Full disclosure: I've never actually made a tamale from scratch. I keep meaning to give it a try, but I always hear about how time-consuming and arduous the tamale-makin' process can be. Though I typically love spending hours in the kitchen, I just haven't blocked out time in my busy schedule for a tamale day. I will. Soon. Promise.
Until then, I present you with my quickie version of the savory stuffed treat — my Hot Tamale Pie:
It's yet another recipe I'm testing for my cookbook (told y'all I was steppin' up this cookbook game, right?). I've made it once before, but I made too much filling for a 9-inch pie pan. This time, I used a 10-inch pan and lessened the ratios of ingredients. It's not as fancy as a tamale, but it satisfies when you don't have all day to spend in the kitchen.
Though tamales originated in Latin America, they also have strong Southern roots. The Mississippi Delta (the area along the river from Memphis down to Vicksburg, Miss.) is often referred to as the Tamale Trail, thanks to an abundance of tamale stands and diners serving up the Southern version of the traditional Latin treat. Why is this? There are several theories. Some say migrant workers who worked the cotton fields with African American slaves back in the day shared their foodways. Other theorize that U.S. soldiers from Mississippi brought back tamale recipes after traveling to Mexico during the U.S.-Mexican War.
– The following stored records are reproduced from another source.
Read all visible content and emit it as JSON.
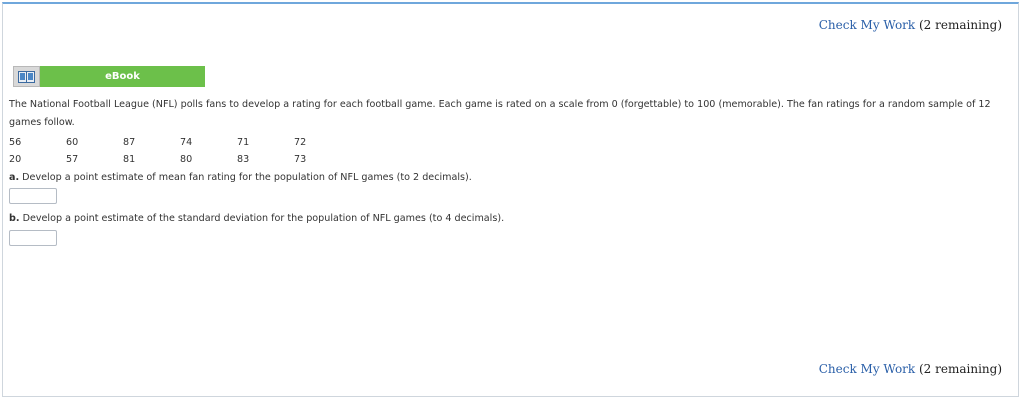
{
  "check_work_top": {
    "link": "Check My Work",
    "remaining": " (2 remaining)"
  },
  "check_work_bottom": {
    "link": "Check My Work",
    "remaining": " (2 remaining)"
  },
  "ebook": {
    "label": "eBook"
  },
  "problem_text": "The National Football League (NFL) polls fans to develop a rating for each football game. Each game is rated on a scale from 0 (forgettable) to 100 (memorable). The fan ratings for a random sample of 12 games follow.",
  "ratings": [
    [
      "56",
      "60",
      "87",
      "74",
      "71",
      "72"
    ],
    [
      "20",
      "57",
      "81",
      "80",
      "83",
      "73"
    ]
  ],
  "question_a": {
    "letter": "a.",
    "text": " Develop a point estimate of mean fan rating for the population of NFL games (to 2 decimals)."
  },
  "question_b": {
    "letter": "b.",
    "text": " Develop a point estimate of the standard deviation for the population of NFL games (to 4 decimals)."
  },
  "answer_a": {
    "value": ""
  },
  "answer_b": {
    "value": ""
  },
  "colors": {
    "ebook_green": "#6cc04a",
    "link_blue": "#2a5fa8",
    "frame_border": "#cfd6dd"
  },
  "icons": {
    "ebook": "book-icon"
  }
}
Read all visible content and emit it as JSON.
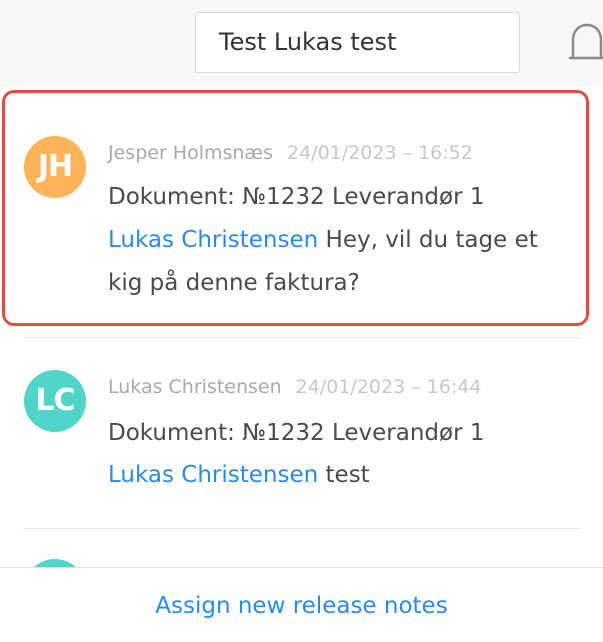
{
  "header": {
    "search_value": "Test Lukas test",
    "bell_icon": "bell-icon"
  },
  "notifications": [
    {
      "initials": "JH",
      "avatar_color": "#ffb45b",
      "author": "Jesper Holmsnæs",
      "date": "24/01/2023 – 16:52",
      "document": "Dokument: №1232 Leverandør 1",
      "mention": "Lukas Christensen",
      "message": "Hey, vil du tage et",
      "message_cont": "kig på denne faktura?",
      "highlighted": true
    },
    {
      "initials": "LC",
      "avatar_color": "#4fd6c8",
      "author": "Lukas Christensen",
      "date": "24/01/2023 – 16:44",
      "document": "Dokument: №1232 Leverandør 1",
      "mention": "Lukas Christensen",
      "message": "test"
    },
    {
      "avatar_color": "#4fd6c8"
    }
  ],
  "footer": {
    "link_label": "Assign new release notes"
  },
  "colors": {
    "highlight_border": "#d9533f",
    "link": "#2b8ae6"
  }
}
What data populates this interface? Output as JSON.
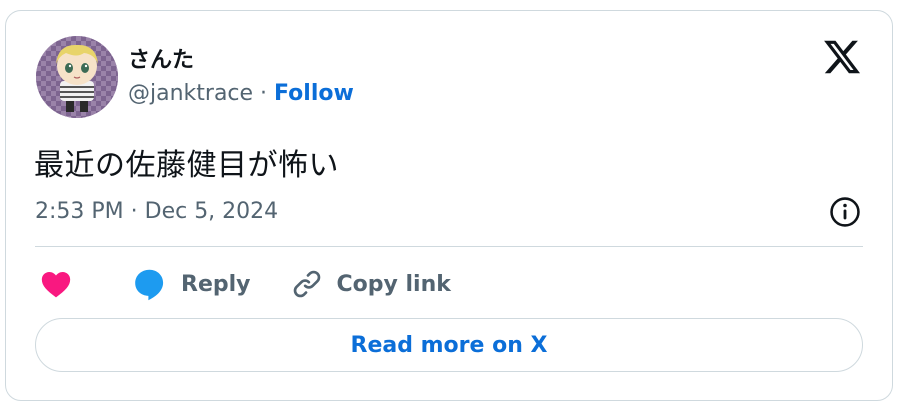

While Mexican tamales are made with masa, most Southern folks make theirs with cornmeal, which lends the tamale a grittier, polenta-like texture. In keeping with Southern tradition, my pie features a cornmeal-based, polenta-like crust and topping. I gotta keep it real.